Under the law, state party committees and their local affiliates may set up federal accounts. These federal accounts are separate from regular party accounts and are used in connection with federal campaign activity.
Funds deposited in federal accounts are subject to FECA rules.
Federal campaign activity regulated under FECA involves get-out-the vote efforts, voter identification tracking, voter registration, and generic party building activity. It also entails advertising that supports or opposes candidates for national office.
By law, these federally-related efforts must be paid with funds out of the federal account or by an allocation between it and the non-federal account.
Administration costs, rent, and utilities are examples of costs that may be allocated.
The Plaintiffs argue that the provisions of FECA that regulate state and local federal activity violate their First Amendment rights of speech and association.
The Republican Party of Louisiana is seeking to establish an independent communications-only account that would pay for communications conducted on behalf of federal campaigns.
The plaintiffs are challenging FECA provisions that require activities like voter registration, voter identification, and get-out-the-vote efforts to be paid for with funds subject to the restrictions on federal activity by state and local parties.
The Republican Party of Louisiana wants to be free of contribution limits for these activities just like super PACs, which disclose their contributors, and other independent groups that are not subject to public scrutiny.
The plaintiffs are requesting a three-judge panel of the D.C. District Court to hear the challenge, which would allow the case to be heard by the U.S. Supreme Court on direct appeal.
If the Supreme Court ultimately hears the case on appeal, there is more than a good chance it will find limitations on state and local party activity unconstitutional.
In other words, it will lift contribution limits on state and local party federal accounts.

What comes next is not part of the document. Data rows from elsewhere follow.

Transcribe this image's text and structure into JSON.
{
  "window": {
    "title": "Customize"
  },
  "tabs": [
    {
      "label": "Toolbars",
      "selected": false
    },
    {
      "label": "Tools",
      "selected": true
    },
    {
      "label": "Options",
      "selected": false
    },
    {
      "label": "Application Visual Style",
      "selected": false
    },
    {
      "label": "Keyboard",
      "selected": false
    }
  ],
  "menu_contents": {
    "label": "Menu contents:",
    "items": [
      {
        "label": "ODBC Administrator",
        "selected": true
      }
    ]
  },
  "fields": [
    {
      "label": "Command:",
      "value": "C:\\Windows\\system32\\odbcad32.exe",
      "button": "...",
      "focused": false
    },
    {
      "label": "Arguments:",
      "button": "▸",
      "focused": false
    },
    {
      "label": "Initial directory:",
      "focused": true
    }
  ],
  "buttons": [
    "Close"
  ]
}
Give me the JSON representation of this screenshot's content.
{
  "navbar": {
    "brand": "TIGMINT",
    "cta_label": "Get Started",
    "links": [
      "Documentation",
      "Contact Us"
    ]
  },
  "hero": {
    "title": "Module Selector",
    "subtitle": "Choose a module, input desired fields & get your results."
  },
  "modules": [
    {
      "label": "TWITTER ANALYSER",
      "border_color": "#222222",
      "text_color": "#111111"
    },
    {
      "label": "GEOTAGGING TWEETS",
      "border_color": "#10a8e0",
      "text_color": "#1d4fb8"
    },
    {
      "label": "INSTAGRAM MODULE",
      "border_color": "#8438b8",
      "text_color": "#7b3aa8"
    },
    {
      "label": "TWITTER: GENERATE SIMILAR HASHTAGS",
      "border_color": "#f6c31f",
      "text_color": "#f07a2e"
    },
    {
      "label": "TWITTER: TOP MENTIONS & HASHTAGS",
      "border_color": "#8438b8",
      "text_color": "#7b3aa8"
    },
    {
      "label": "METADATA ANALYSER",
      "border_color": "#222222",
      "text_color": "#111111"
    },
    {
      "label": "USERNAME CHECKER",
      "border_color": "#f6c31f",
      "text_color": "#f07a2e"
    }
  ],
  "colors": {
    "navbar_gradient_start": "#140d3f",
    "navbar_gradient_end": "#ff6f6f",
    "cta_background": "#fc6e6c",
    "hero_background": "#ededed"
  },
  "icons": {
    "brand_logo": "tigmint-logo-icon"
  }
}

While well-intentioned reformers will scoff at a ruling that deems FECA provisions unconstitutional, such a decision would represent a commonsense approach toward leveling the playing field between political parties and independent groups.
Why should state and local parties be handcuffed relative to efforts to support their federal candidates?
Why should they be treated differently from independent, outside groups, whose fundraising is not subject to contribution limits and who can spend wildly on candidates much of it in the dark?
Parties represent a broad coalition of people, are subject to federal and state statutes, are regulated in terms of their organizational structure, subject to contribution limits, and subject to strict disclosure requirements.
Certainly, a decision that would put them at par with independent groups in terms of state and local federal activity is warranted.
Such a decision would impact New Jersey parties as well. In recent years, party activity at the state and local level has been dwarfed by independent groups.
In the 2013 state elections, outside groups spent $41 million to $14 million by the parties.
Already in this year’s Assembly contest, significant money is being spent by independent groups like General Majority PAC in the 1st and 2nd legislative districts. It is expected that independent spending will play an important part in the 38th district, and perhaps even in 11th and 16th.
In previous columns, proposals have been advanced for strengthening the political party system in New Jersey to offset the influence of independent groups.
They include: requiring independent groups to disclose their activities; capturing PACs under the pay-to-play law, while exempting parties from it; permitting political parties to contribute to gubernatorial candidates; and, increasing contribution limits for parties.
A decision by the Court that lifts restrictions on the use of state and local party federal accounts would be a step in the right direction in terms of rebuilding the parties.
Jeff Brindle is the Executive Director of the New Jersey Election Law Enforcement Commission. The opinions presented here are his own and not necessarily those of the Commission.